In 1929 69 railroads created the Railway Express Agency. It was formed from famous companies such as the Wells Fargo Inc, American Express Co., and Southern Express Co. just to name a few. These latter companies were formed into the American Railway Express Co. during WWI while under federal government control. In 1920 its was deemed to split this company back to its original companies. It was then approved by the ICC to continue operation as the American Railway Express but urged the railroads to begin operating their own express business.
Railway Express was much like today’s UPS. Virtually everything was shipped by REA as “LCL” (less than car load) or a full carload. Fruit, fish, flowers, bicycles, coffins, zoo animals, pets, racehorse’s motion picture film, anything and everything. Most all passenger trains carried same form of Express. Most all-secondary trains were for the purpose of express service while the 1st class trains ran through, and they too may have some express business.
Jacksonville had a big roll with Railway Express. It is believed that Jacksonville’s facility was the largest in the country with a capacity for 250 cars. Equipped with a modern covered loading / unloading platform with multiple tracks, office space and loading/ unloading docks for trucks in front. A large storage yard was needed with around the clock terminal crews pulling and spotting express baggage, express box and express reefers.

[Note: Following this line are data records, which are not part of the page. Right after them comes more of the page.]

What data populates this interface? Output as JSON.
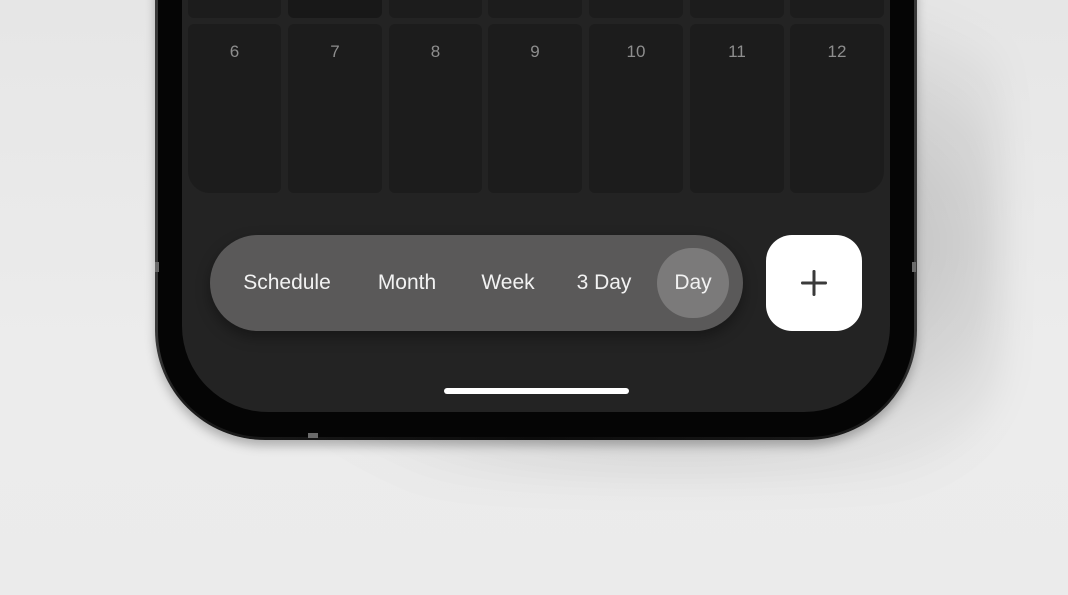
{
  "calendar": {
    "days": [
      "6",
      "7",
      "8",
      "9",
      "10",
      "11",
      "12"
    ]
  },
  "view_switcher": {
    "options": [
      "Schedule",
      "Month",
      "Week",
      "3 Day",
      "Day"
    ],
    "selected": "Day"
  },
  "fab": {
    "icon": "plus-icon"
  },
  "colors": {
    "screen_bg": "#232323",
    "cell_bg": "#1c1c1c",
    "switcher_bg": "#5a5959",
    "active_bg": "#7b7a7a",
    "fab_bg": "#ffffff",
    "page_bg": "#ebebeb"
  }
}
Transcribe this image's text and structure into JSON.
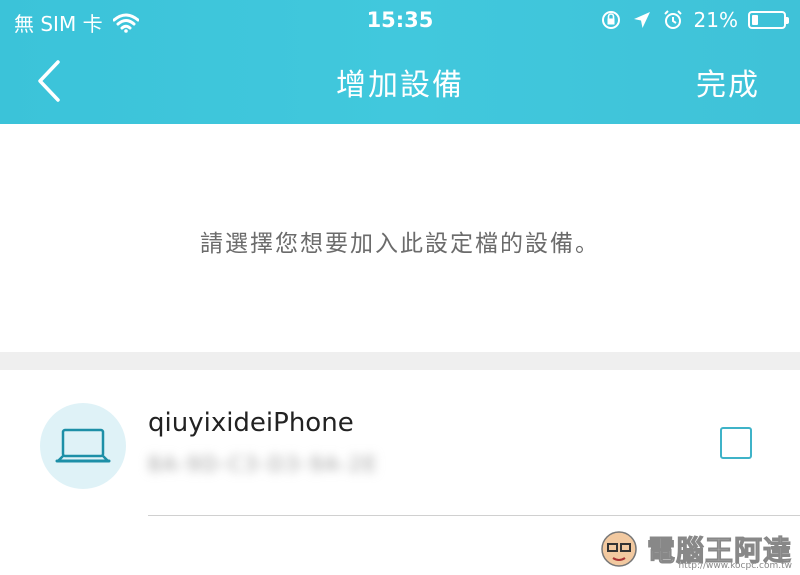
{
  "status_bar": {
    "carrier": "無 SIM 卡",
    "time": "15:35",
    "battery": "21%",
    "battery_level": 0.21
  },
  "nav": {
    "title": "增加設備",
    "done_label": "完成"
  },
  "instruction": "請選擇您想要加入此設定檔的設備。",
  "devices": [
    {
      "name": "qiuyixideiPhone",
      "mac": "8A-9D-C3-D3-9A-2E",
      "icon": "laptop-icon",
      "checked": false
    }
  ],
  "colors": {
    "header": "#41c8dd",
    "accent": "#3fb3c8",
    "avatar_bg": "#dff2f7"
  },
  "watermark": {
    "logo_text": "電腦王阿達",
    "url": "http://www.kocpc.com.tw"
  }
}
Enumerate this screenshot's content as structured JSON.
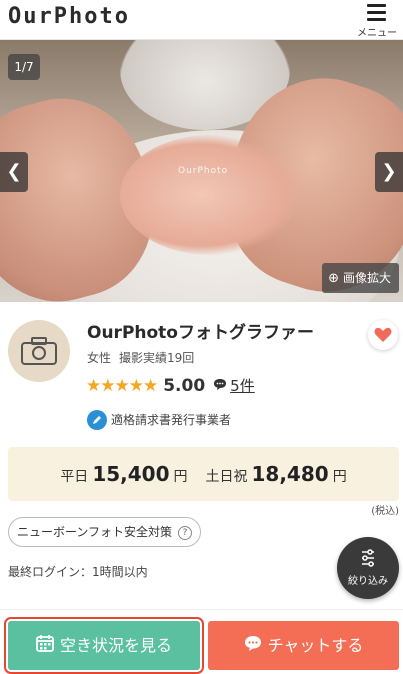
{
  "header": {
    "logo": "OurPhoto",
    "menu_label": "メニュー"
  },
  "gallery": {
    "counter": "1/7",
    "watermark": "OurPhoto",
    "zoom_label": "画像拡大"
  },
  "profile": {
    "name": "OurPhotoフォトグラファー",
    "gender": "女性",
    "shoot_record": "撮影実績19回",
    "stars": "★★★★★",
    "rating": "5.00",
    "review_count": "5件",
    "invoice_label": "適格請求書発行事業者"
  },
  "pricing": {
    "weekday_label": "平日",
    "weekday_price": "15,400",
    "weekday_unit": "円",
    "holiday_label": "土日祝",
    "holiday_price": "18,480",
    "holiday_unit": "円",
    "tax_note": "(税込)"
  },
  "safety_label": "ニューボーンフォト安全対策",
  "last_login": "最終ログイン：1時間以内",
  "filter_label": "絞り込み",
  "actions": {
    "availability_label": "空き状況を見る",
    "chat_label": "チャットする"
  },
  "colors": {
    "availability": "#5ac0a0",
    "chat": "#f46e55",
    "highlight": "#e8462f",
    "price_bg": "#f8f1e0",
    "star": "#f5a623"
  }
}
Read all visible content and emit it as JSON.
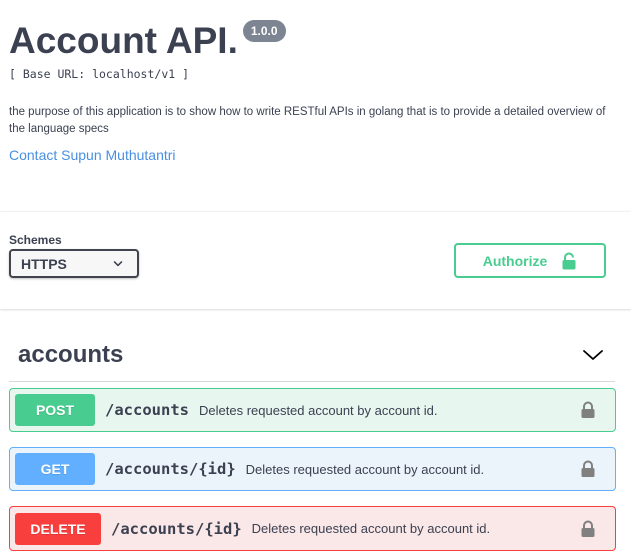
{
  "info": {
    "title": "Account API.",
    "version": "1.0.0",
    "base_url": "[ Base URL: localhost/v1 ]",
    "description": "the purpose of this application is to show how to write RESTful APIs in golang that is to provide a detailed overview of the language specs",
    "contact": "Contact Supun Muthutantri"
  },
  "schemes": {
    "label": "Schemes",
    "selected": "HTTPS"
  },
  "authorize": {
    "label": "Authorize"
  },
  "tag": {
    "name": "accounts"
  },
  "operations": [
    {
      "method": "POST",
      "path": "/accounts",
      "summary": "Deletes requested account by account id."
    },
    {
      "method": "GET",
      "path": "/accounts/{id}",
      "summary": "Deletes requested account by account id."
    },
    {
      "method": "DELETE",
      "path": "/accounts/{id}",
      "summary": "Deletes requested account by account id."
    }
  ],
  "colors": {
    "post": "#49cc90",
    "get": "#61affe",
    "delete": "#f93e3e",
    "link": "#4990e2"
  },
  "icons": {
    "lock": "lock-icon",
    "chevron": "chevron-down-icon"
  }
}
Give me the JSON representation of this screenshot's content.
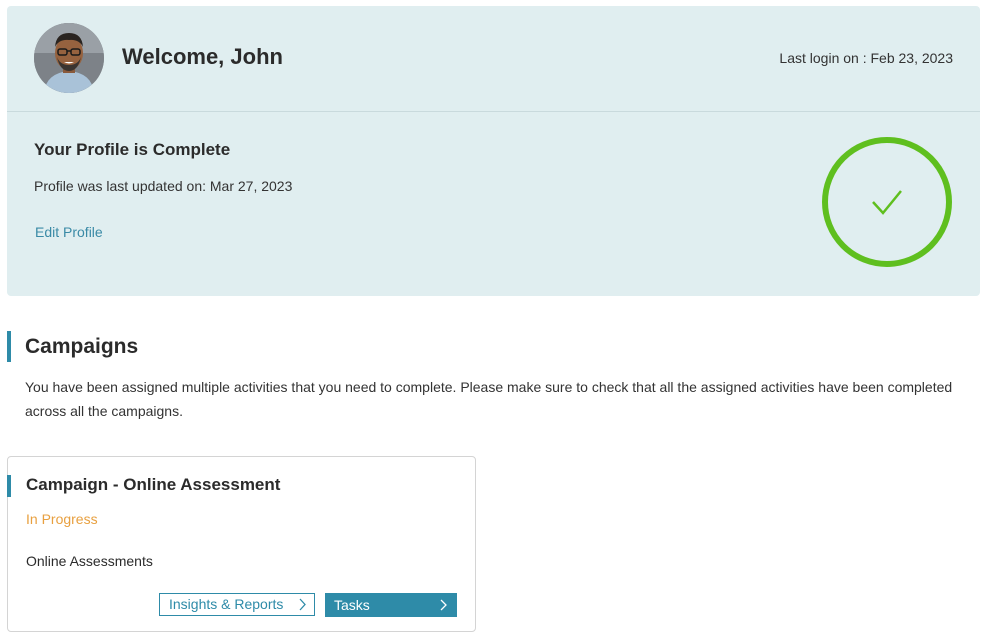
{
  "header": {
    "welcome": "Welcome, John",
    "last_login": "Last login on : Feb 23, 2023"
  },
  "profile": {
    "title": "Your Profile is Complete",
    "updated": "Profile was last updated on: Mar 27, 2023",
    "edit_link": "Edit Profile",
    "status_icon": "check-circle-icon",
    "status_color": "#5fbf1f"
  },
  "campaigns": {
    "title": "Campaigns",
    "description": "You have been assigned multiple activities that you need to complete. Please make sure to check that all the assigned activities have been completed across all the campaigns.",
    "items": [
      {
        "title": "Campaign - Online Assessment",
        "status": "In Progress",
        "type": "Online Assessments",
        "insights_label": "Insights & Reports",
        "tasks_label": "Tasks"
      }
    ]
  },
  "colors": {
    "accent": "#2e8ba8",
    "header_bg": "#e0eef0",
    "status_in_progress": "#e8a040"
  }
}
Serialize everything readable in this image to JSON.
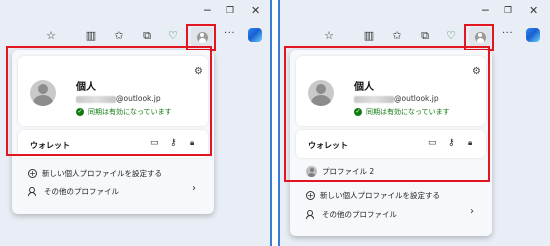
{
  "window_controls": {
    "minimize": "─",
    "restore": "❐",
    "close": "✕"
  },
  "toolbar_icons": [
    "star-icon",
    "split-screen-icon",
    "favorites-icon",
    "collections-icon",
    "browser-essentials-icon",
    "profile-icon",
    "more-icon",
    "copilot-icon"
  ],
  "toolbar_glyphs": {
    "star": "☆",
    "split": "▥",
    "favorites": "✩",
    "collections": "⧉",
    "essentials": "♡",
    "more": "···"
  },
  "left_panel": {
    "profile_name": "個人",
    "email_suffix": "@outlook.jp",
    "sync_status": "同期は有効になっています",
    "wallet_label": "ウォレット",
    "new_profile": "新しい個人プロファイルを設定する",
    "other_profiles": "その他のプロファイル"
  },
  "right_panel": {
    "profile_name": "個人",
    "email_suffix": "@outlook.jp",
    "sync_status": "同期は有効になっています",
    "wallet_label": "ウォレット",
    "profile2_label": "プロファイル 2",
    "new_profile": "新しい個人プロファイルを設定する",
    "other_profiles": "その他のプロファイル"
  },
  "glyphs": {
    "gear": "⚙",
    "card": "▭",
    "key": "⚷",
    "lock": "🔒︎",
    "plus": "+",
    "chevron": "›",
    "check": "✓"
  },
  "colors": {
    "highlight": "#e3161f",
    "sync_green": "#107c10",
    "window_border": "#3a7bd5"
  }
}
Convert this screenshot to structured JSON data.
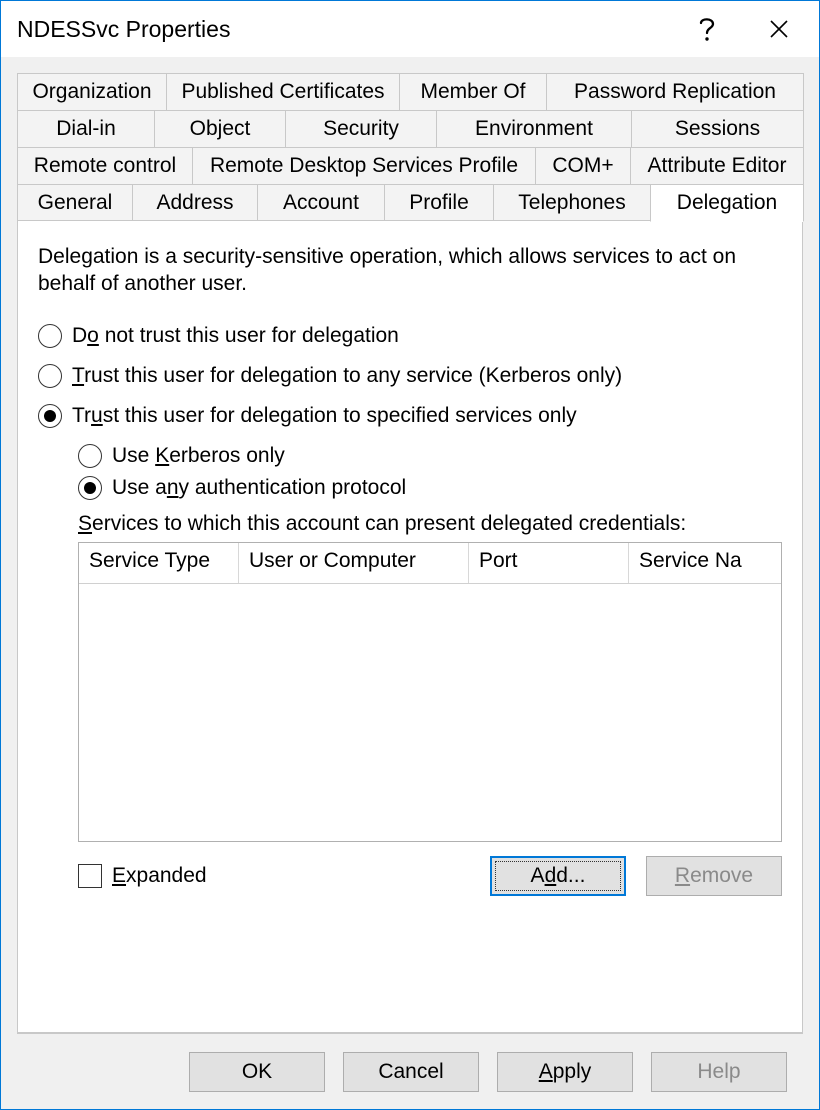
{
  "title": "NDESSvc Properties",
  "tabs": {
    "row1": [
      "Organization",
      "Published Certificates",
      "Member Of",
      "Password Replication"
    ],
    "row2": [
      "Dial-in",
      "Object",
      "Security",
      "Environment",
      "Sessions"
    ],
    "row3": [
      "Remote control",
      "Remote Desktop Services Profile",
      "COM+",
      "Attribute Editor"
    ],
    "row4": [
      "General",
      "Address",
      "Account",
      "Profile",
      "Telephones",
      "Delegation"
    ]
  },
  "delegation": {
    "description": "Delegation is a security-sensitive operation, which allows services to act on behalf of another user.",
    "radio_no_trust_pre": "D",
    "radio_no_trust_ul": "o",
    "radio_no_trust_post": " not trust this user for delegation",
    "radio_any_pre": "",
    "radio_any_ul": "T",
    "radio_any_post": "rust this user for delegation to any service (Kerberos only)",
    "radio_spec_pre": "Tr",
    "radio_spec_ul": "u",
    "radio_spec_post": "st this user for delegation to specified services only",
    "sub_kerb_pre": "Use ",
    "sub_kerb_ul": "K",
    "sub_kerb_post": "erberos only",
    "sub_any_pre": "Use a",
    "sub_any_ul": "n",
    "sub_any_post": "y authentication protocol",
    "list_label_ul": "S",
    "list_label_post": "ervices to which this account can present delegated credentials:",
    "columns": [
      "Service Type",
      "User or Computer",
      "Port",
      "Service Na"
    ],
    "expanded_ul": "E",
    "expanded_post": "xpanded",
    "add_pre": "A",
    "add_ul": "d",
    "add_post": "d...",
    "remove_ul": "R",
    "remove_post": "emove"
  },
  "buttons": {
    "ok": "OK",
    "cancel": "Cancel",
    "apply_ul": "A",
    "apply_post": "pply",
    "help": "Help"
  }
}
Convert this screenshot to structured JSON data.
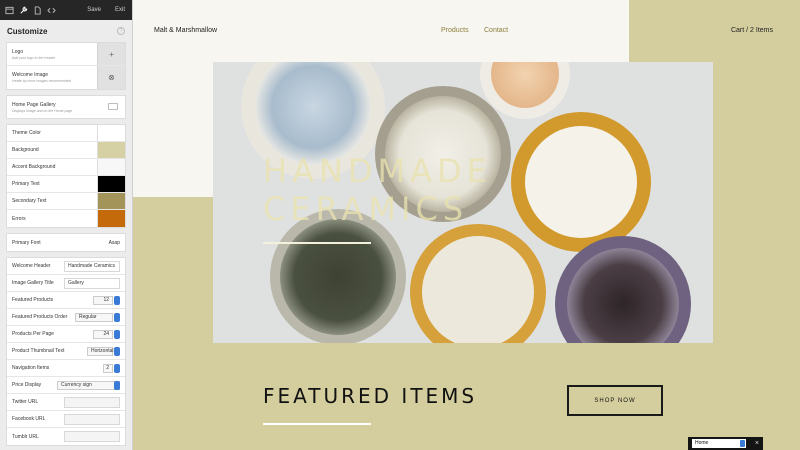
{
  "toolbar": {
    "icons": [
      "window-icon",
      "wrench-icon",
      "page-icon",
      "code-icon"
    ],
    "save": "Save",
    "exit": "Exit"
  },
  "customize": {
    "title": "Customize",
    "help": "?",
    "logo": {
      "label": "Logo",
      "sub": "Add your logo to the header",
      "action": "+"
    },
    "welcome_image": {
      "label": "Welcome Image",
      "sub": "create by more images recommended",
      "action": "⊗"
    },
    "gallery": {
      "label": "Home Page Gallery",
      "sub": "Displays image and on the Home page"
    },
    "colors": [
      {
        "label": "Theme Color",
        "swatch": "#ffffff"
      },
      {
        "label": "Background",
        "swatch": "#d6d1a4"
      },
      {
        "label": "Accent Background",
        "swatch": "#f7f7f7"
      },
      {
        "label": "Primary Text",
        "swatch": "#000000"
      },
      {
        "label": "Secondary Text",
        "swatch": "#a39559"
      },
      {
        "label": "Errors",
        "swatch": "#c46a0a"
      }
    ],
    "primary_font": {
      "label": "Primary Font",
      "value": "Asap"
    },
    "settings": {
      "welcome_header": {
        "label": "Welcome Header",
        "value": "Handmade Ceramics"
      },
      "gallery_title": {
        "label": "Image Gallery Title",
        "value": "Gallery"
      },
      "featured_products": {
        "label": "Featured Products",
        "value": "12"
      },
      "featured_order": {
        "label": "Featured Products Order",
        "value": "Regular"
      },
      "per_page": {
        "label": "Products Per Page",
        "value": "24"
      },
      "thumb_text": {
        "label": "Product Thumbnail Text",
        "value": "Horizontal"
      },
      "nav_items": {
        "label": "Navigation Items",
        "value": "2"
      },
      "price_display": {
        "label": "Price Display",
        "value": "Currency sign"
      },
      "twitter": {
        "label": "Twitter URL",
        "value": ""
      },
      "facebook": {
        "label": "Facebook URL",
        "value": ""
      },
      "tumblr": {
        "label": "Tumblr URL",
        "value": ""
      }
    }
  },
  "site": {
    "brand": "Malt & Marshmallow",
    "nav": [
      "Products",
      "Contact"
    ],
    "cart": "Cart / 2 Items",
    "hero_line1": "HANDMADE",
    "hero_line2": "CERAMICS",
    "featured": "FEATURED ITEMS",
    "shop_now": "SHOP NOW"
  },
  "page_switcher": {
    "value": "Home",
    "close": "×"
  },
  "colors": {
    "background": "#d4ce9f",
    "cream": "#f8f6f0",
    "accent": "#8a7f3f"
  }
}
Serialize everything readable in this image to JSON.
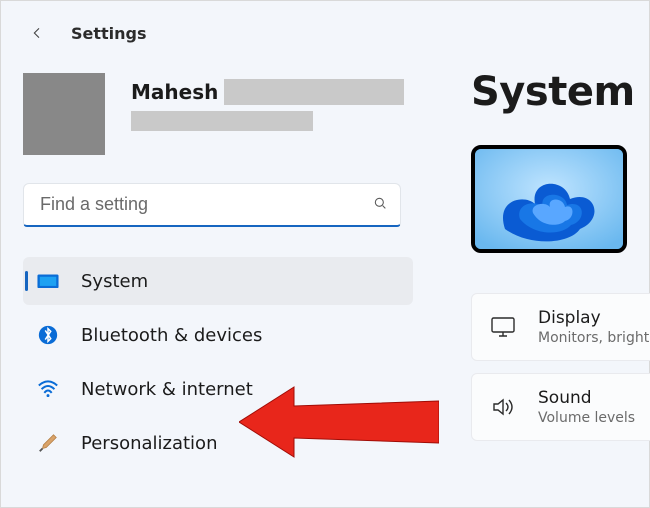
{
  "app": {
    "title": "Settings"
  },
  "user": {
    "name_first": "Mahesh"
  },
  "search": {
    "placeholder": "Find a setting"
  },
  "nav": {
    "items": [
      {
        "key": "system",
        "label": "System",
        "icon": "monitor-icon",
        "selected": true
      },
      {
        "key": "bluetooth",
        "label": "Bluetooth & devices",
        "icon": "bluetooth-icon",
        "selected": false
      },
      {
        "key": "network",
        "label": "Network & internet",
        "icon": "wifi-icon",
        "selected": false
      },
      {
        "key": "personalization",
        "label": "Personalization",
        "icon": "brush-icon",
        "selected": false
      }
    ]
  },
  "page": {
    "title": "System"
  },
  "cards": [
    {
      "key": "display",
      "title": "Display",
      "subtitle": "Monitors, brightness",
      "icon": "monitor-outline-icon"
    },
    {
      "key": "sound",
      "title": "Sound",
      "subtitle": "Volume levels",
      "icon": "speaker-icon"
    }
  ],
  "colors": {
    "accent": "#1665c0",
    "nav_selected_bg": "#e9ebef",
    "arrow": "#e8261b"
  }
}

REA as it later became to be known, was not limited to railroads. Air Service and Trucks also played part in their service. In the early 1960’s Southern was the first railroad in our area to discontinue using REA. An attempt was made to replace Southern’s system wide traffic by using trucks. In 1962 REA opened its last but modern terminal in Savannah Georgia served by the Atlantic Coast Line and Seaboard Air Line Railroads. REA also attempted using express containerized vans on flat cars. To compete with other modes of transportation REALCO was formed as a trailer leasing pool. Railway traffic had reduced system wide and by the early 1970’s terminals were closed, Jacksonville was no exception and by 1975 REA was history.
An Overview by V. S. Roseman, Published by Rocky Mountain covers the history of the REA system wide from its beginning to its demise.
We will show examples of the various rail and rail/truck related vehicles used in the Jacksonville area.Our example of the REA 50’ welded express reefer is a scratch built SouthEast ScaleModel
Our Examples of a 50' wood express car is a Model Die Cast Kit:
An Example of one of many Railway Express Trucks: